■ Task item:
Search the entries for lines that contain the word "Quiz", and report each one found.

■ Source material:
· · · ·
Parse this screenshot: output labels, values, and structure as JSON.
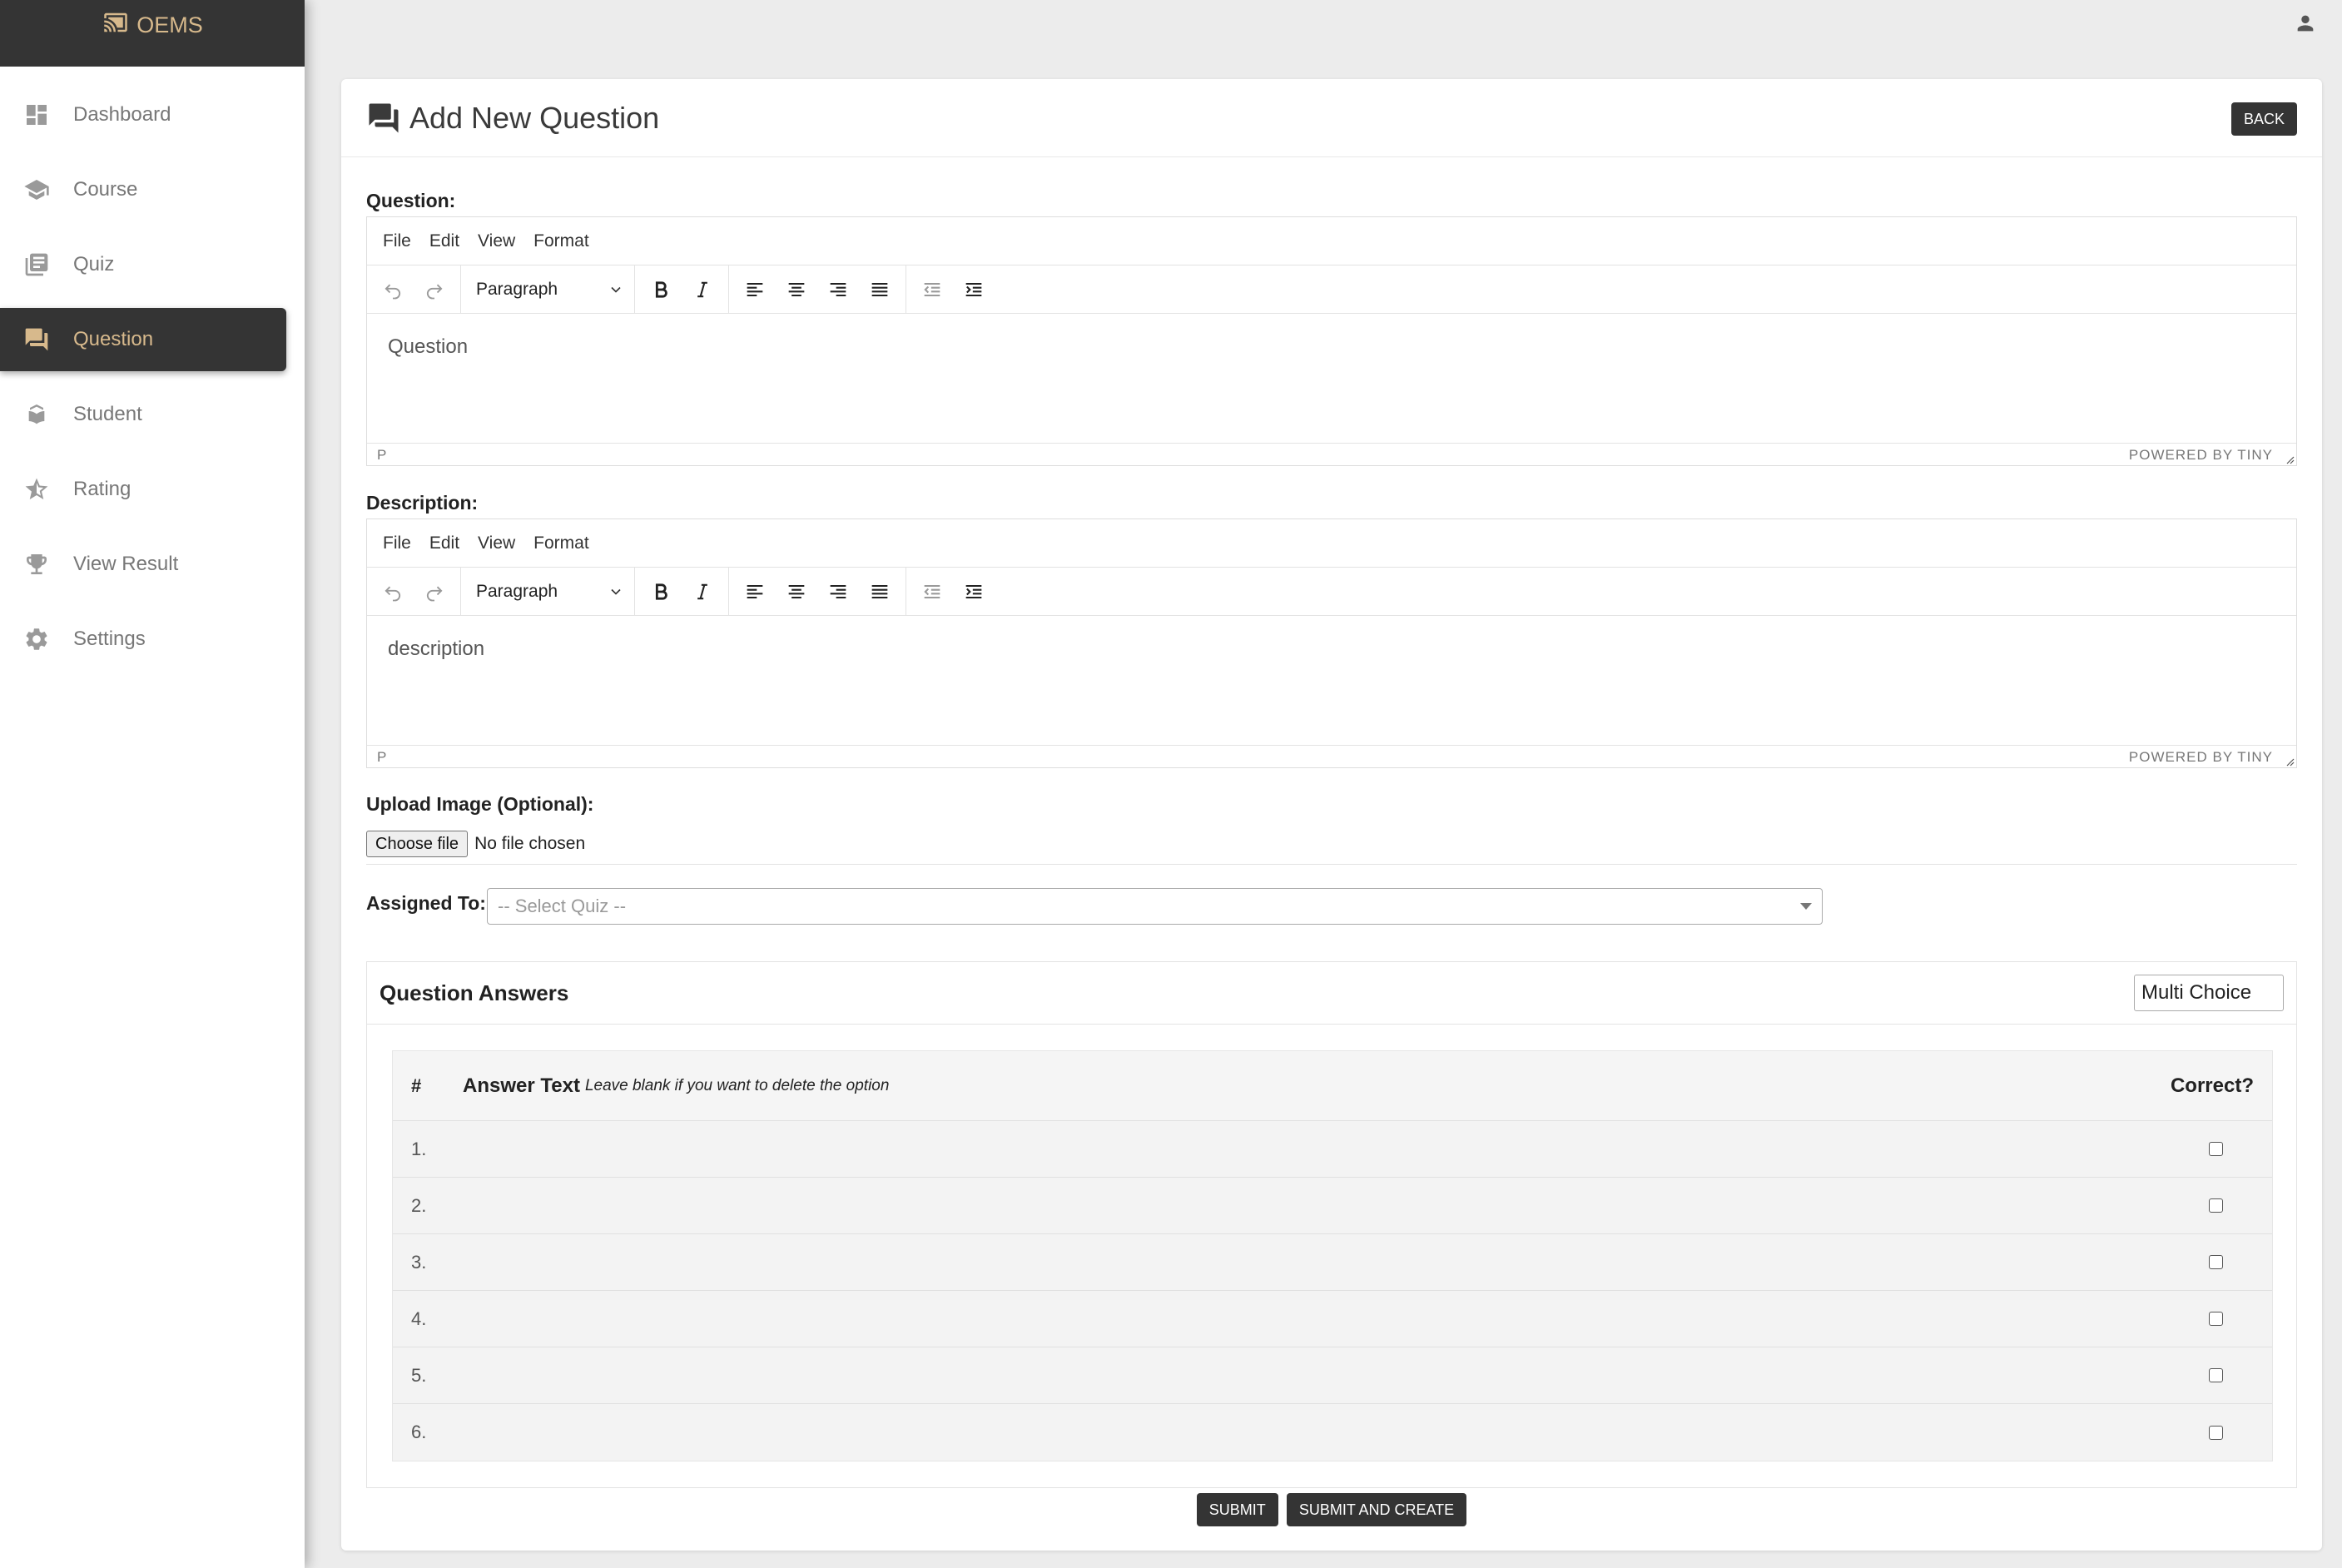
{
  "brand": {
    "name": "OEMS"
  },
  "sidebar": {
    "items": [
      {
        "label": "Dashboard",
        "icon": "dashboard-icon"
      },
      {
        "label": "Course",
        "icon": "graduation-cap-icon"
      },
      {
        "label": "Quiz",
        "icon": "library-books-icon"
      },
      {
        "label": "Question",
        "icon": "forum-icon",
        "active": true
      },
      {
        "label": "Student",
        "icon": "student-icon"
      },
      {
        "label": "Rating",
        "icon": "star-icon"
      },
      {
        "label": "View Result",
        "icon": "trophy-icon"
      },
      {
        "label": "Settings",
        "icon": "gear-icon"
      }
    ]
  },
  "header": {
    "title": "Add New Question",
    "back_label": "BACK"
  },
  "question_editor": {
    "label": "Question:",
    "menu": [
      "File",
      "Edit",
      "View",
      "Format"
    ],
    "block_format": "Paragraph",
    "placeholder": "Question",
    "status_path": "P",
    "powered_by": "POWERED BY TINY"
  },
  "description_editor": {
    "label": "Description:",
    "menu": [
      "File",
      "Edit",
      "View",
      "Format"
    ],
    "block_format": "Paragraph",
    "placeholder": "description",
    "status_path": "P",
    "powered_by": "POWERED BY TINY"
  },
  "upload": {
    "label": "Upload Image (Optional):",
    "button_label": "Choose file",
    "status": "No file chosen"
  },
  "assigned": {
    "label": "Assigned To:",
    "placeholder": "-- Select Quiz --"
  },
  "answers": {
    "title": "Question Answers",
    "type_value": "Multi Choice",
    "col_num": "#",
    "col_text": "Answer Text",
    "col_hint": "Leave blank if you want to delete the option",
    "col_correct": "Correct?",
    "rows": [
      "1.",
      "2.",
      "3.",
      "4.",
      "5.",
      "6."
    ]
  },
  "actions": {
    "submit_label": "SUBMIT",
    "submit_create_label": "SUBMIT AND CREATE"
  },
  "colors": {
    "accent": "#d7b98c",
    "dark": "#343434",
    "background": "#ececec"
  }
}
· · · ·
■ Result of the exercise:
        "label": "Quiz",
    "placeholder": "-- Select Quiz --"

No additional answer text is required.